Elderly Laois couple unable to care for adult child with disability

Lynda Kiernan

Reporter:

Lynda Kiernan

Elderly Laois couple unable to care for adult child with disability

William and Joan Baldwin who are waiting for the HSE to find a home for their adult daughter with disabilities. Photo: Leinster Express

An elderly Laois couple with sight and mobility problems are pleading for full time residential care for their adult child with special needs.

Joan and William Baldwin, aged 75 and 81 respectively, care for their adult daughter Linda at home in Maryborough Village in Portlaoise but they have found it increasingly difficult to cope.

The family are originally from Kildare and moved to Laois about a decade ago.

They say that their daughter Linda, 45, has a moderate to severe mental disability as well as epilepsy and she requires their full attention. The couple have cared for her all their lives.

However with old age and health problems themselves, eight years ago they began asking the HSE to find a residential home for Linda, where she can be well cared for and supported.

In recent years Joan had a hip replacement and a knee replacement and she has chronic heart problems.

William, a retired soldier, is visually impaired to the point that he can only make out shadows and uses a white stick to walk about.

He explained how caring for Linda falls on his wife because of his sight problems.

“Linda takes seizures nearly every second night. My wife has to go to her and give her medicine. She minds the three of us and cooks for us. But Linda needs and wants her constant attention, she calls for her all the time and she is not able for it,” he said.

Joan said that she finds it hard to sleep as she is always on the alert to go to her daughter’s aid.

“I wake and hear her shouting, I don’t sleep soundly. Every minute of the day she asks me when is she going into respite. She is like a small child even though she is 45,” she said.

Their daughter is the second youngest of nine children, four of whom have special needs.

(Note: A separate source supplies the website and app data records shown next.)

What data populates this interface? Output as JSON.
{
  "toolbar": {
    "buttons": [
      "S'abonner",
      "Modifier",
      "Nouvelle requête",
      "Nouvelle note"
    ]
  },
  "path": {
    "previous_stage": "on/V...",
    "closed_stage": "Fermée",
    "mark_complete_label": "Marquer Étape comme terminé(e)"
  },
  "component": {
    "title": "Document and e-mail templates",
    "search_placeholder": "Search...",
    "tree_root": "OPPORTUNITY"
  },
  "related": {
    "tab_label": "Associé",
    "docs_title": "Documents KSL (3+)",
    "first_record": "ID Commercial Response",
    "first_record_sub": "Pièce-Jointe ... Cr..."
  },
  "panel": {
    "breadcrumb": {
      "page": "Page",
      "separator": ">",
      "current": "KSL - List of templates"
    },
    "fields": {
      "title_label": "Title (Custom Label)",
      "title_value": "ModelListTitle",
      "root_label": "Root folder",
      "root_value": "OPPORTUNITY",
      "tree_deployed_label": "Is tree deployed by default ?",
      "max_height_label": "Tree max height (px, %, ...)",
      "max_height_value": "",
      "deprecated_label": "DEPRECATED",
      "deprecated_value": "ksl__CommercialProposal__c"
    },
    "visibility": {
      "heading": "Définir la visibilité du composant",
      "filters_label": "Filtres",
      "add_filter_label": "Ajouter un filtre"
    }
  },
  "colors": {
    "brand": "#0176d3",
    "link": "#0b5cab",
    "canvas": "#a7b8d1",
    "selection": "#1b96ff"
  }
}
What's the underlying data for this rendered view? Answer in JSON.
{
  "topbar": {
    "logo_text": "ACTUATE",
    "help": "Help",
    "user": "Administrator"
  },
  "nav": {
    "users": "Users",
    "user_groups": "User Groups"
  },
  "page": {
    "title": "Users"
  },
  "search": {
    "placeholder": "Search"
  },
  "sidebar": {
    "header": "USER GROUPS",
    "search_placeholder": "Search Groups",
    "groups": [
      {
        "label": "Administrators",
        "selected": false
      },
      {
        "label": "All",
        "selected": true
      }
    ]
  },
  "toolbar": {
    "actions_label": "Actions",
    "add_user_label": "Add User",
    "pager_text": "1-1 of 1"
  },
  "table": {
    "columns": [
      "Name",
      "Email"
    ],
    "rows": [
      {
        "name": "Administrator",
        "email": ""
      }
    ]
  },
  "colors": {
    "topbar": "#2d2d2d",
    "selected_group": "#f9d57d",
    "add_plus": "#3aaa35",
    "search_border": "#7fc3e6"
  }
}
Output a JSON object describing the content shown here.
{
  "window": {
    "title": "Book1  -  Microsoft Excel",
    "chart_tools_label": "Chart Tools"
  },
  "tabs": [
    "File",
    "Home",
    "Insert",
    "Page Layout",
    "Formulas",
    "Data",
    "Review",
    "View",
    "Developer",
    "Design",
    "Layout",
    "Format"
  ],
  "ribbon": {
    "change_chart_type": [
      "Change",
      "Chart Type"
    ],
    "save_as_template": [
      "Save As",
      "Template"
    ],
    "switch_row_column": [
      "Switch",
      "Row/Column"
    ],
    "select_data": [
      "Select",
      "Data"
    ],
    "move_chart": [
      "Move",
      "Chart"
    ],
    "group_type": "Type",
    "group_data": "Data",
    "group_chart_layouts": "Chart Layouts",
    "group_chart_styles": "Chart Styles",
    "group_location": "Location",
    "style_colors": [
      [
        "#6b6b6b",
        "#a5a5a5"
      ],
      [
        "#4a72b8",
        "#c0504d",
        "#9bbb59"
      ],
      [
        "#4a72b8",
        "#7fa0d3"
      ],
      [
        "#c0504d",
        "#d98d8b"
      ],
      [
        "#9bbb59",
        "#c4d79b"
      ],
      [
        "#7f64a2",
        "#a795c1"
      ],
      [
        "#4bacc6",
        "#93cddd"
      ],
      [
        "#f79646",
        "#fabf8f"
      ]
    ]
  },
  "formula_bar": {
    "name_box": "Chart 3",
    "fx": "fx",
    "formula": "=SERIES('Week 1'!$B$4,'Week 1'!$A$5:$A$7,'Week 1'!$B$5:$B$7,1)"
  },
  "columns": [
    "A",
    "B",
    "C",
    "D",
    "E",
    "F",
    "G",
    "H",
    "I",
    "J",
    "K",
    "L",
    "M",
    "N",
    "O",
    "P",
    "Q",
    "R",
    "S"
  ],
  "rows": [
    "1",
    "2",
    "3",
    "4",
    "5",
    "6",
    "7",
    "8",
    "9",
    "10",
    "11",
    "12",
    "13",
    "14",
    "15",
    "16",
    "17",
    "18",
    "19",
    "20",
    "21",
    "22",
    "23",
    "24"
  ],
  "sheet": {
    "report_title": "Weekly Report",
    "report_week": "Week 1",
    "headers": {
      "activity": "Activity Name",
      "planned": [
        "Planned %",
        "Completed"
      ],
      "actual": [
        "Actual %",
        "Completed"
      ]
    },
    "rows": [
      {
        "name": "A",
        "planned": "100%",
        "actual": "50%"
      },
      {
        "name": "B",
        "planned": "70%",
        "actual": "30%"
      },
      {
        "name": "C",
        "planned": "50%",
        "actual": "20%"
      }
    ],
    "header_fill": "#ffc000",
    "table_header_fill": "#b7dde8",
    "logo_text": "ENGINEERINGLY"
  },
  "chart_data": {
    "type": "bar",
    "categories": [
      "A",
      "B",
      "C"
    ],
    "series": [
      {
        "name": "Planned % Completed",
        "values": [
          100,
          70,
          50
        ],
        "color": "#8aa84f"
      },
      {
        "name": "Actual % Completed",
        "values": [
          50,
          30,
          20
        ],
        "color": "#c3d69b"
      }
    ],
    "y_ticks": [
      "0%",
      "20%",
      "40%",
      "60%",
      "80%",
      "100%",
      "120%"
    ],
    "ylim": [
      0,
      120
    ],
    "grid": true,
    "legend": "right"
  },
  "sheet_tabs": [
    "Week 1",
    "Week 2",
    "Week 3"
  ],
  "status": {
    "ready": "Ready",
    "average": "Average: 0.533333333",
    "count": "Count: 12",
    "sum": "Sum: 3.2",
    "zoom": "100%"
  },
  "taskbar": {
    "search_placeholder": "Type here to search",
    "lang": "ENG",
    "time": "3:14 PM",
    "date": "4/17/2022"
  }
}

The others are either in residential care, or are independent enough to live in their own homes. Only Linda remains living at home with her parents.

There are no family living in Portlaoise who can give their parents a break from caring for Linda every night.

“We have a constant worry all the time, the pressure is somethime else. It is like looking after the nine of them. It is difficult. She hit me once but she is not violent. I just never get a minute’s peace. I need respite for her badly, I am very tired,” Joan said.

They get a brief daytime rest twice a week when Linda goes to the local Rehab centre on Mondays and on Friday mornings.

They are pleading with the HSE for full time residential care.

“Linda herself would be happier, she would have more friends and more things to do. At home she just looks at the ceiling all day and it’s making her worse,” said William.

“We have been asking the HSE for eight years for residential care. There are plenty of houses around that she could go. They don't even call back any more. We are left in the dark all the time. it's not right,” he said.

Laois Sinn Féin TD Brian Stanley is asking the HSE for residential care for the Baldwin's daughter for more than four years, to no avail.

“The length of time they are waiting is a scandal. They are an elderly couple themselves and are clearly under pressure. The system is completely broken,” he said.

“This is a lovely couple who have been very unfairly treated. They need some help, we have made every effort to try and assist them but all our efforts have just been ignored,” he said.

His office received multiple letters back from the HSE on the issue.
“The family has even given medical evidence to them and the answer they have is that the request for out of home care is noted.

“A letter from July 2017 said that their daughter remains on a prioritised residential waiting list. That gives you an idea of what's going on. Here we are over two years later,” he said.

“What we need and don't have is adequate frontline services. There are not enough in place. And if residential care is not there or delayed, there should be assistance given at home but there is a huge shortage in that too,” he said.

The HSE had so far declined to comment.